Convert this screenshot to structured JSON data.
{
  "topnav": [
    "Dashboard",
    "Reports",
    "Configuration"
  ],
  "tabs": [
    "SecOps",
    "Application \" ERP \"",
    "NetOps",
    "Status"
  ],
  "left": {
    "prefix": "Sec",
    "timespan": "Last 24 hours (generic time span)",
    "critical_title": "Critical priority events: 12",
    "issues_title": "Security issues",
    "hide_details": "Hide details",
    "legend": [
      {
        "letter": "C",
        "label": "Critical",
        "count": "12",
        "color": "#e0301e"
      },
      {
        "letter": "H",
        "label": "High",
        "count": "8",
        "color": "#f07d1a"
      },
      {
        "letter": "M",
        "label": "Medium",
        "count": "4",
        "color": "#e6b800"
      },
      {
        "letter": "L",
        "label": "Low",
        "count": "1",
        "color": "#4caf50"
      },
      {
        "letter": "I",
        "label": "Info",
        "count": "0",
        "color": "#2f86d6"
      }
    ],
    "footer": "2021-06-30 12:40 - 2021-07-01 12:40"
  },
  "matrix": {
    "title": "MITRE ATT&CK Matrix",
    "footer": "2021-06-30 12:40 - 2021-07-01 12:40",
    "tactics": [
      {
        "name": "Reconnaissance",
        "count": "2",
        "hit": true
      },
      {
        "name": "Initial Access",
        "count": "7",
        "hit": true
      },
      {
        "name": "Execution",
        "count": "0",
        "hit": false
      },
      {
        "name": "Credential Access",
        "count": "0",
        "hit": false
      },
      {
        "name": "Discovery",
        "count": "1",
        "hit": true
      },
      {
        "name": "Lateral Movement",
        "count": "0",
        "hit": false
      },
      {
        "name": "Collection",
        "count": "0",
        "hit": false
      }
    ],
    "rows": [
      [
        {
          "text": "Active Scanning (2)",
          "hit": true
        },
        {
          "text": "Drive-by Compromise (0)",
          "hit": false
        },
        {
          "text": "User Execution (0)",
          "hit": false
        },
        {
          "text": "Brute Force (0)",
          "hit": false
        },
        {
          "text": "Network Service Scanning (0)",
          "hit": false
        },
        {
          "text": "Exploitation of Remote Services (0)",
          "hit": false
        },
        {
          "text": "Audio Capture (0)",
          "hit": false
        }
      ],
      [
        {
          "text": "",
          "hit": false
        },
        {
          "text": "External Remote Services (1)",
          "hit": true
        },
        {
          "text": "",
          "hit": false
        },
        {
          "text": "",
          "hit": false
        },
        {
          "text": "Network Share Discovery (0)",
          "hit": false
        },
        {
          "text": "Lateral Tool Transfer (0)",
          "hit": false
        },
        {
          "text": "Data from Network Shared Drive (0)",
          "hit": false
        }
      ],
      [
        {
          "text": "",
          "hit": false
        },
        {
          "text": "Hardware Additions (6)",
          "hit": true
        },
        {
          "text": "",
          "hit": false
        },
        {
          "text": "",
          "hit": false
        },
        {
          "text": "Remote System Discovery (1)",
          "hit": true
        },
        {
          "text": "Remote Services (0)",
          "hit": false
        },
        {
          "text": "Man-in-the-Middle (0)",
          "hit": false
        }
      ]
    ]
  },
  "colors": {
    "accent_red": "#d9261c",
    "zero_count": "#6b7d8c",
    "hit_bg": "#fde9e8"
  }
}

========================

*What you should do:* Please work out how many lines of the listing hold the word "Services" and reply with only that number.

*Output of the task:* 3